Meanwhile, the proto-punk "Love Letter" (RealAudio excerpt) shows a much lighter side, pivoting on the phrase, "I wrote her this love letter/ but she don't know how to read." Casillas said the song was inspired both by homesickness brought on by months on the road as well as by the stereotype of the California dumb blonde.
Voodoo Glow Skulls came to life in 1988 when Casillas and his younger brothers, guitarist Eddie and bassist Jorge, began jamming with their neighbor, drummer Jerry O'Neill, in a tiny bedroom-turned-studio in the Casillas home. A horn section was later added to the clamorous mix, featuring sax player Joe Hernandez, trumpeter Joe McNally and trombonist Brodie Johnson. Though Voodoo Glow Skulls have yet to attain the commercial success found recently by other ska-based outfits such as the Mighty Mighty Bosstones, the band has withstood the ups and downs of the music industry by standing on its well-nourished grass roots.
"They're not a band that has jumped on a bandwagon," John Avila, The Band Geek Mafia producer and Oingo Boingo bassist, said. "Over the years, through all their touring, they've remained an entity all their own."
Part of remaining all their own, Casillas said, has required using ska as an influence, rather than a format. "We try to leave ska as a sacred thing and don't mess with it too much and ruin the music," he said, adding that many present-day "ska" groups mishandle the genre simply through overuse, draining it of its charisma.
Voodoo Glow Skulls will tour stateside and overseas in support of The Band Geek Mafia, including a multi-date slot on the Vans Warped tour, beginning Saturday. Casillas predicted his band will bring its share of misfits to the punk-skater package festival.

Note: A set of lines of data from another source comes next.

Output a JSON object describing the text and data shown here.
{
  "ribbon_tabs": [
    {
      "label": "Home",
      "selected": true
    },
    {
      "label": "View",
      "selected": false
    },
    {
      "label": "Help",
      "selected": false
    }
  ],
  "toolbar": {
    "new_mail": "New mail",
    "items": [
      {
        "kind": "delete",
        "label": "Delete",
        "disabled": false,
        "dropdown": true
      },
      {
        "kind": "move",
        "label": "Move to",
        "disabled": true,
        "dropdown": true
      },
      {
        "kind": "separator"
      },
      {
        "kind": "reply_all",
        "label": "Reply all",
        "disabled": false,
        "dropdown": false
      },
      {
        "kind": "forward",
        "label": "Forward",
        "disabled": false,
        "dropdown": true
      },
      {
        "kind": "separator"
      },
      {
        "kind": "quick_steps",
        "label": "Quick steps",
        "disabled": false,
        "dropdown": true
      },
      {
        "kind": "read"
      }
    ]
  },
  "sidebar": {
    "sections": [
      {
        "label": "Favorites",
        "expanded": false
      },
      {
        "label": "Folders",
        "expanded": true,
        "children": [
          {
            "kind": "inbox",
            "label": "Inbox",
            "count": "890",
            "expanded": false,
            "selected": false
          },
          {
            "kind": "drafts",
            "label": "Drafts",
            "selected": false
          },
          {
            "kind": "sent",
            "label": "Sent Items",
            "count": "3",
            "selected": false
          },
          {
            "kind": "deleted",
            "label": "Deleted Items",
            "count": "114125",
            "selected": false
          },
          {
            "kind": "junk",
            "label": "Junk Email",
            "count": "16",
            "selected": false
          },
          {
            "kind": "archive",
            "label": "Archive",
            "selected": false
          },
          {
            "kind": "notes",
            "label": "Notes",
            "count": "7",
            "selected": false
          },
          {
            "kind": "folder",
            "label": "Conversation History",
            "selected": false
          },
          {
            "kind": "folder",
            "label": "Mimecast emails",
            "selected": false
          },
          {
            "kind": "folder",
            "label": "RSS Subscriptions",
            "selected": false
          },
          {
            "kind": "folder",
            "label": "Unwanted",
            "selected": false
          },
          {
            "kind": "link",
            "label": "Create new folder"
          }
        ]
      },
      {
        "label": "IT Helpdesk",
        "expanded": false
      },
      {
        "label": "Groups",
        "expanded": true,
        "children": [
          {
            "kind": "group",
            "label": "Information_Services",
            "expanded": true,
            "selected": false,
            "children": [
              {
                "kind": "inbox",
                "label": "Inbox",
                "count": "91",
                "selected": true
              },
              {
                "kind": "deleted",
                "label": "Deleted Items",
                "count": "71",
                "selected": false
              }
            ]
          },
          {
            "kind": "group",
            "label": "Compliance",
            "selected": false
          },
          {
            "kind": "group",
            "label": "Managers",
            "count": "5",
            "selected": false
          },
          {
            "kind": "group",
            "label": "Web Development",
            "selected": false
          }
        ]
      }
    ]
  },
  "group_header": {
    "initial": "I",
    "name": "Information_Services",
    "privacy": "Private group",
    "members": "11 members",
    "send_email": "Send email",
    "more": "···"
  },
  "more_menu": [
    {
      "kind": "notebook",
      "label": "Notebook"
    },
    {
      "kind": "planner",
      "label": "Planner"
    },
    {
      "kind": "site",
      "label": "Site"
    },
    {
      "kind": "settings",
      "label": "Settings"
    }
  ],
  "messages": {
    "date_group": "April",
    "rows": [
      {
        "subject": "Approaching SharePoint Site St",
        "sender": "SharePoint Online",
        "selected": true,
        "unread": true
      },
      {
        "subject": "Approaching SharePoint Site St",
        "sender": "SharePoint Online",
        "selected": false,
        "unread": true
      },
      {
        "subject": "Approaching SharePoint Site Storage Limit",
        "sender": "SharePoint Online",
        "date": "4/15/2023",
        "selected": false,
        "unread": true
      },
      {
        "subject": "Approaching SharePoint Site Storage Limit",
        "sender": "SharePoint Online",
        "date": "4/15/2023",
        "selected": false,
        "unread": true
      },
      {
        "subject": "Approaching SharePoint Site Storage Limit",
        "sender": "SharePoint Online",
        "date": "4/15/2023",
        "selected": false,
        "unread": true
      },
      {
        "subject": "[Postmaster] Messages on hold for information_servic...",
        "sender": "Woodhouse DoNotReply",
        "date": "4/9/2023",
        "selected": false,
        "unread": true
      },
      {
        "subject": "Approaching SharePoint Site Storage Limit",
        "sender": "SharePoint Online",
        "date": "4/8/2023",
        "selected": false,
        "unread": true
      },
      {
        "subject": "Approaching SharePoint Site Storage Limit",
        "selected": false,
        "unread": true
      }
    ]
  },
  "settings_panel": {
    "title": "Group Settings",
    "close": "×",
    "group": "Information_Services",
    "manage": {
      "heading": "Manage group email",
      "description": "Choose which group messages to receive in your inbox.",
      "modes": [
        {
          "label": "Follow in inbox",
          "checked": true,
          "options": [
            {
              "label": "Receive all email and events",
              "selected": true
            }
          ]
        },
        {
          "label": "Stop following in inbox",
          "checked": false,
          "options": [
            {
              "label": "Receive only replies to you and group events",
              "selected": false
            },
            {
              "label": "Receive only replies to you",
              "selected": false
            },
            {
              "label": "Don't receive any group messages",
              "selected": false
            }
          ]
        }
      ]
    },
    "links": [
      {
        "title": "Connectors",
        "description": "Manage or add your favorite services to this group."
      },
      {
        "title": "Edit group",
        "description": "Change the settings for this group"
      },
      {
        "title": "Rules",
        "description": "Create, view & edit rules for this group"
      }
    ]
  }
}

"Because our live show has the power of a hardcore show and the vibrancy of a ska show, we get a big mixture of long-haired kids and hardcore kids and whatever kids," Casillas said. "We get all the kids who don't hang out with anybody because they listen to Voodoo Glow Skulls."